*Task directions:*
Without any of the pictures, print every record below exactly.

Dataset rows for apps and sites:
********************
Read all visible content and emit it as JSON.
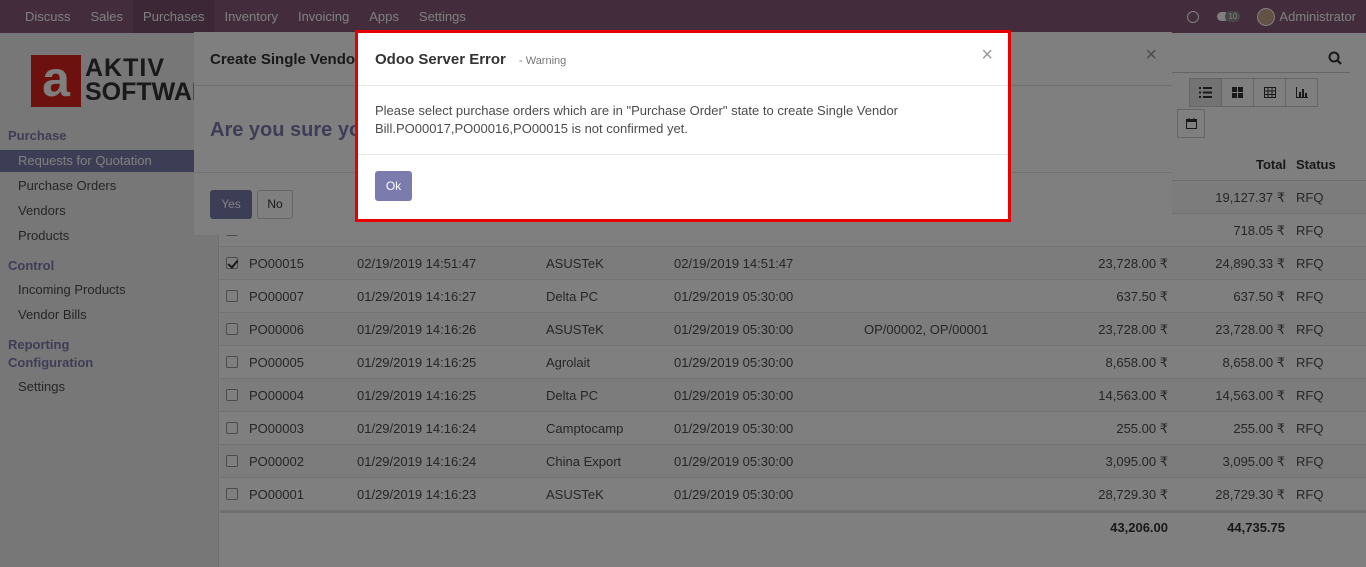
{
  "topbar": {
    "menu": [
      "Discuss",
      "Sales",
      "Purchases",
      "Inventory",
      "Invoicing",
      "Apps",
      "Settings"
    ],
    "active_menu": "Purchases",
    "chat_badge": "10",
    "user": "Administrator"
  },
  "logo": {
    "line1": "AKTIV",
    "line2": "SOFTWARE",
    "letter": "a"
  },
  "sidebar": {
    "sections": [
      {
        "title": "Purchase",
        "items": [
          "Requests for Quotation",
          "Purchase Orders",
          "Vendors",
          "Products"
        ]
      },
      {
        "title": "Control",
        "items": [
          "Incoming Products",
          "Vendor Bills"
        ]
      },
      {
        "title": "Reporting",
        "items": []
      },
      {
        "title": "Configuration",
        "items": [
          "Settings"
        ]
      }
    ],
    "active_item": "Requests for Quotation"
  },
  "table": {
    "headers": {
      "total": "Total",
      "status": "Status"
    },
    "rows": [
      {
        "ref": "",
        "date": "",
        "vendor": "",
        "sched": "",
        "source": "",
        "untaxed": "",
        "total": "19,127.37 ₹",
        "status": "RFQ",
        "checked": false
      },
      {
        "ref": "",
        "date": "",
        "vendor": "",
        "sched": "",
        "source": "",
        "untaxed": "",
        "total": "718.05 ₹",
        "status": "RFQ",
        "checked": false
      },
      {
        "ref": "PO00015",
        "date": "02/19/2019 14:51:47",
        "vendor": "ASUSTeK",
        "sched": "02/19/2019 14:51:47",
        "source": "",
        "untaxed": "23,728.00 ₹",
        "total": "24,890.33 ₹",
        "status": "RFQ",
        "checked": true
      },
      {
        "ref": "PO00007",
        "date": "01/29/2019 14:16:27",
        "vendor": "Delta PC",
        "sched": "01/29/2019 05:30:00",
        "source": "",
        "untaxed": "637.50 ₹",
        "total": "637.50 ₹",
        "status": "RFQ",
        "checked": false
      },
      {
        "ref": "PO00006",
        "date": "01/29/2019 14:16:26",
        "vendor": "ASUSTeK",
        "sched": "01/29/2019 05:30:00",
        "source": "OP/00002, OP/00001",
        "untaxed": "23,728.00 ₹",
        "total": "23,728.00 ₹",
        "status": "RFQ",
        "checked": false
      },
      {
        "ref": "PO00005",
        "date": "01/29/2019 14:16:25",
        "vendor": "Agrolait",
        "sched": "01/29/2019 05:30:00",
        "source": "",
        "untaxed": "8,658.00 ₹",
        "total": "8,658.00 ₹",
        "status": "RFQ",
        "checked": false
      },
      {
        "ref": "PO00004",
        "date": "01/29/2019 14:16:25",
        "vendor": "Delta PC",
        "sched": "01/29/2019 05:30:00",
        "source": "",
        "untaxed": "14,563.00 ₹",
        "total": "14,563.00 ₹",
        "status": "RFQ",
        "checked": false
      },
      {
        "ref": "PO00003",
        "date": "01/29/2019 14:16:24",
        "vendor": "Camptocamp",
        "sched": "01/29/2019 05:30:00",
        "source": "",
        "untaxed": "255.00 ₹",
        "total": "255.00 ₹",
        "status": "RFQ",
        "checked": false
      },
      {
        "ref": "PO00002",
        "date": "01/29/2019 14:16:24",
        "vendor": "China Export",
        "sched": "01/29/2019 05:30:00",
        "source": "",
        "untaxed": "3,095.00 ₹",
        "total": "3,095.00 ₹",
        "status": "RFQ",
        "checked": false
      },
      {
        "ref": "PO00001",
        "date": "01/29/2019 14:16:23",
        "vendor": "ASUSTeK",
        "sched": "01/29/2019 05:30:00",
        "source": "",
        "untaxed": "28,729.30 ₹",
        "total": "28,729.30 ₹",
        "status": "RFQ",
        "checked": false
      }
    ],
    "footer": {
      "untaxed": "43,206.00",
      "total": "44,735.75"
    }
  },
  "confirm_dialog": {
    "title": "Create Single Vendo",
    "question": "Are you sure yo",
    "yes": "Yes",
    "no": "No",
    "close": "×"
  },
  "error_dialog": {
    "title": "Odoo Server Error",
    "subtitle": "- Warning",
    "message_line1": "Please select purchase orders which are in \"Purchase Order\" state to create Single Vendor",
    "message_line2": "Bill.PO00017,PO00016,PO00015 is not confirmed yet.",
    "ok": "Ok",
    "close": "×"
  },
  "colors": {
    "brand": "#875a7b",
    "accent": "#7c7bad",
    "error_outline": "#e60000"
  }
}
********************
*Solution for this problem:*
Read all visible content and emit it as JSON.
{
  "topbar": {
    "menu": [
      "Discuss",
      "Sales",
      "Purchases",
      "Inventory",
      "Invoicing",
      "Apps",
      "Settings"
    ],
    "active_menu": "Purchases",
    "chat_badge": "10",
    "user": "Administrator"
  },
  "logo": {
    "line1": "AKTIV",
    "line2": "SOFTWARE",
    "letter": "a"
  },
  "sidebar": {
    "sections": [
      {
        "title": "Purchase",
        "items": [
          "Requests for Quotation",
          "Purchase Orders",
          "Vendors",
          "Products"
        ]
      },
      {
        "title": "Control",
        "items": [
          "Incoming Products",
          "Vendor Bills"
        ]
      },
      {
        "title": "Reporting",
        "items": []
      },
      {
        "title": "Configuration",
        "items": [
          "Settings"
        ]
      }
    ],
    "active_item": "Requests for Quotation"
  },
  "table": {
    "headers": {
      "total": "Total",
      "status": "Status"
    },
    "rows": [
      {
        "ref": "",
        "date": "",
        "vendor": "",
        "sched": "",
        "source": "",
        "untaxed": "",
        "total": "19,127.37 ₹",
        "status": "RFQ",
        "checked": false
      },
      {
        "ref": "",
        "date": "",
        "vendor": "",
        "sched": "",
        "source": "",
        "untaxed": "",
        "total": "718.05 ₹",
        "status": "RFQ",
        "checked": false
      },
      {
        "ref": "PO00015",
        "date": "02/19/2019 14:51:47",
        "vendor": "ASUSTeK",
        "sched": "02/19/2019 14:51:47",
        "source": "",
        "untaxed": "23,728.00 ₹",
        "total": "24,890.33 ₹",
        "status": "RFQ",
        "checked": true
      },
      {
        "ref": "PO00007",
        "date": "01/29/2019 14:16:27",
        "vendor": "Delta PC",
        "sched": "01/29/2019 05:30:00",
        "source": "",
        "untaxed": "637.50 ₹",
        "total": "637.50 ₹",
        "status": "RFQ",
        "checked": false
      },
      {
        "ref": "PO00006",
        "date": "01/29/2019 14:16:26",
        "vendor": "ASUSTeK",
        "sched": "01/29/2019 05:30:00",
        "source": "OP/00002, OP/00001",
        "untaxed": "23,728.00 ₹",
        "total": "23,728.00 ₹",
        "status": "RFQ",
        "checked": false
      },
      {
        "ref": "PO00005",
        "date": "01/29/2019 14:16:25",
        "vendor": "Agrolait",
        "sched": "01/29/2019 05:30:00",
        "source": "",
        "untaxed": "8,658.00 ₹",
        "total": "8,658.00 ₹",
        "status": "RFQ",
        "checked": false
      },
      {
        "ref": "PO00004",
        "date": "01/29/2019 14:16:25",
        "vendor": "Delta PC",
        "sched": "01/29/2019 05:30:00",
        "source": "",
        "untaxed": "14,563.00 ₹",
        "total": "14,563.00 ₹",
        "status": "RFQ",
        "checked": false
      },
      {
        "ref": "PO00003",
        "date": "01/29/2019 14:16:24",
        "vendor": "Camptocamp",
        "sched": "01/29/2019 05:30:00",
        "source": "",
        "untaxed": "255.00 ₹",
        "total": "255.00 ₹",
        "status": "RFQ",
        "checked": false
      },
      {
        "ref": "PO00002",
        "date": "01/29/2019 14:16:24",
        "vendor": "China Export",
        "sched": "01/29/2019 05:30:00",
        "source": "",
        "untaxed": "3,095.00 ₹",
        "total": "3,095.00 ₹",
        "status": "RFQ",
        "checked": false
      },
      {
        "ref": "PO00001",
        "date": "01/29/2019 14:16:23",
        "vendor": "ASUSTeK",
        "sched": "01/29/2019 05:30:00",
        "source": "",
        "untaxed": "28,729.30 ₹",
        "total": "28,729.30 ₹",
        "status": "RFQ",
        "checked": false
      }
    ],
    "footer": {
      "untaxed": "43,206.00",
      "total": "44,735.75"
    }
  },
  "confirm_dialog": {
    "title": "Create Single Vendo",
    "question": "Are you sure yo",
    "yes": "Yes",
    "no": "No",
    "close": "×"
  },
  "error_dialog": {
    "title": "Odoo Server Error",
    "subtitle": "- Warning",
    "message_line1": "Please select purchase orders which are in \"Purchase Order\" state to create Single Vendor",
    "message_line2": "Bill.PO00017,PO00016,PO00015 is not confirmed yet.",
    "ok": "Ok",
    "close": "×"
  },
  "colors": {
    "brand": "#875a7b",
    "accent": "#7c7bad",
    "error_outline": "#e60000"
  }
}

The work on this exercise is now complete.